» **DATA EXCERPTS**
-=-=-

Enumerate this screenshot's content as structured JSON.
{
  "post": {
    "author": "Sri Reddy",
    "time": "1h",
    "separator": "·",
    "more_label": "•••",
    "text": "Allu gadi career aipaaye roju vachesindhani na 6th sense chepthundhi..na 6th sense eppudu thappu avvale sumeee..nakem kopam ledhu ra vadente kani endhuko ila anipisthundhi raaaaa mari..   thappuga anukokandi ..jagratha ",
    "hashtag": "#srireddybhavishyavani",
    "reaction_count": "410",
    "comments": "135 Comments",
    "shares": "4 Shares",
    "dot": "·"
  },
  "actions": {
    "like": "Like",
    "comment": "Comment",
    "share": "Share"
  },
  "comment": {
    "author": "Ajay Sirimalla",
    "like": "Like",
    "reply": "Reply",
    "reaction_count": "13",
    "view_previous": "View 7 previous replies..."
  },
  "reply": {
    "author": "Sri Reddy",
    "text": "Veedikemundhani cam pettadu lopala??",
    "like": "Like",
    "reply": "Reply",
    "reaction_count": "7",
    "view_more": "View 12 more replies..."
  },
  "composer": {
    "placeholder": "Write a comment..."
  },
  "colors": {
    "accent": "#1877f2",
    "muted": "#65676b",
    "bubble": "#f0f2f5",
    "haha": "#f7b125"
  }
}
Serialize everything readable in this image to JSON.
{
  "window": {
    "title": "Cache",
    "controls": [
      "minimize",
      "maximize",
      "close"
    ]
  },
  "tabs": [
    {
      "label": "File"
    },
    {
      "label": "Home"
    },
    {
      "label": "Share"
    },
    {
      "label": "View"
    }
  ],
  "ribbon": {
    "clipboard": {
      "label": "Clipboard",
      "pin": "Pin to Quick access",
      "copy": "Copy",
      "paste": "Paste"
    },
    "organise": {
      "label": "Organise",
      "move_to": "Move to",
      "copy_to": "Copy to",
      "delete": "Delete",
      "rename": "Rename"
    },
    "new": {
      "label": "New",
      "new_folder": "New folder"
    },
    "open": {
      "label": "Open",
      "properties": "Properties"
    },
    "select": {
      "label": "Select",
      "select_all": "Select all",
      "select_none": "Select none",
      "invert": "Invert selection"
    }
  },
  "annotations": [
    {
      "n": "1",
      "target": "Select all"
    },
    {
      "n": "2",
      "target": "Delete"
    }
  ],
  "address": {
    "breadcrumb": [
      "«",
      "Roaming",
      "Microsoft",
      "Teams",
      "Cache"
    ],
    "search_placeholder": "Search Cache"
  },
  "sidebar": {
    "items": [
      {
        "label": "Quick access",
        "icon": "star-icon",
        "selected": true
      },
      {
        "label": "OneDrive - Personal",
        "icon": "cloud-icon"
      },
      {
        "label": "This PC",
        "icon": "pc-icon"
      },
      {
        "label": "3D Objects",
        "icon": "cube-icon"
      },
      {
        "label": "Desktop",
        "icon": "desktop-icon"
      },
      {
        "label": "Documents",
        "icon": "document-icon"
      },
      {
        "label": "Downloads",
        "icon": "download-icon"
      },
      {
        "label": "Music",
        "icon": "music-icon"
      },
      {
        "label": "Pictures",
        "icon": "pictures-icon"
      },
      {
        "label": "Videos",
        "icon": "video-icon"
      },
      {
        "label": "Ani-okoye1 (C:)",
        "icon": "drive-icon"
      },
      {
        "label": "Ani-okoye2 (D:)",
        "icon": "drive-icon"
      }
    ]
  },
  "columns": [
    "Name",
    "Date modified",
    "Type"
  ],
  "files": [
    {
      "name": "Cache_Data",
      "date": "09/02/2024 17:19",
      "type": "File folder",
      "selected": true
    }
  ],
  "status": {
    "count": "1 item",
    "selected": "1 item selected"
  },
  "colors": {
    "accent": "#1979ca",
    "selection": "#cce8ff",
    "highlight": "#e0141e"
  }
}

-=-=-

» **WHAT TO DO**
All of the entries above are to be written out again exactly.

» **SOLUTION**
Enumerate this screenshot's content as structured JSON.
{
  "post": {
    "author": "Sri Reddy",
    "time": "1h",
    "separator": "·",
    "more_label": "•••",
    "text": "Allu gadi career aipaaye roju vachesindhani na 6th sense chepthundhi..na 6th sense eppudu thappu avvale sumeee..nakem kopam ledhu ra vadente kani endhuko ila anipisthundhi raaaaa mari..   thappuga anukokandi ..jagratha ",
    "hashtag": "#srireddybhavishyavani",
    "reaction_count": "410",
    "comments": "135 Comments",
    "shares": "4 Shares",
    "dot": "·"
  },
  "actions": {
    "like": "Like",
    "comment": "Comment",
    "share": "Share"
  },
  "comment": {
    "author": "Ajay Sirimalla",
    "like": "Like",
    "reply": "Reply",
    "reaction_count": "13",
    "view_previous": "View 7 previous replies..."
  },
  "reply": {
    "author": "Sri Reddy",
    "text": "Veedikemundhani cam pettadu lopala??",
    "like": "Like",
    "reply": "Reply",
    "reaction_count": "7",
    "view_more": "View 12 more replies..."
  },
  "composer": {
    "placeholder": "Write a comment..."
  },
  "colors": {
    "accent": "#1877f2",
    "muted": "#65676b",
    "bubble": "#f0f2f5",
    "haha": "#f7b125"
  }
}
Serialize everything readable in this image to JSON.
{
  "window": {
    "title": "Cache",
    "controls": [
      "minimize",
      "maximize",
      "close"
    ]
  },
  "tabs": [
    {
      "label": "File"
    },
    {
      "label": "Home"
    },
    {
      "label": "Share"
    },
    {
      "label": "View"
    }
  ],
  "ribbon": {
    "clipboard": {
      "label": "Clipboard",
      "pin": "Pin to Quick access",
      "copy": "Copy",
      "paste": "Paste"
    },
    "organise": {
      "label": "Organise",
      "move_to": "Move to",
      "copy_to": "Copy to",
      "delete": "Delete",
      "rename": "Rename"
    },
    "new": {
      "label": "New",
      "new_folder": "New folder"
    },
    "open": {
      "label": "Open",
      "properties": "Properties"
    },
    "select": {
      "label": "Select",
      "select_all": "Select all",
      "select_none": "Select none",
      "invert": "Invert selection"
    }
  },
  "annotations": [
    {
      "n": "1",
      "target": "Select all"
    },
    {
      "n": "2",
      "target": "Delete"
    }
  ],
  "address": {
    "breadcrumb": [
      "«",
      "Roaming",
      "Microsoft",
      "Teams",
      "Cache"
    ],
    "search_placeholder": "Search Cache"
  },
  "sidebar": {
    "items": [
      {
        "label": "Quick access",
        "icon": "star-icon",
        "selected": true
      },
      {
        "label": "OneDrive - Personal",
        "icon": "cloud-icon"
      },
      {
        "label": "This PC",
        "icon": "pc-icon"
      },
      {
        "label": "3D Objects",
        "icon": "cube-icon"
      },
      {
        "label": "Desktop",
        "icon": "desktop-icon"
      },
      {
        "label": "Documents",
        "icon": "document-icon"
      },
      {
        "label": "Downloads",
        "icon": "download-icon"
      },
      {
        "label": "Music",
        "icon": "music-icon"
      },
      {
        "label": "Pictures",
        "icon": "pictures-icon"
      },
      {
        "label": "Videos",
        "icon": "video-icon"
      },
      {
        "label": "Ani-okoye1 (C:)",
        "icon": "drive-icon"
      },
      {
        "label": "Ani-okoye2 (D:)",
        "icon": "drive-icon"
      }
    ]
  },
  "columns": [
    "Name",
    "Date modified",
    "Type"
  ],
  "files": [
    {
      "name": "Cache_Data",
      "date": "09/02/2024 17:19",
      "type": "File folder",
      "selected": true
    }
  ],
  "status": {
    "count": "1 item",
    "selected": "1 item selected"
  },
  "colors": {
    "accent": "#1979ca",
    "selection": "#cce8ff",
    "highlight": "#e0141e"
  }
}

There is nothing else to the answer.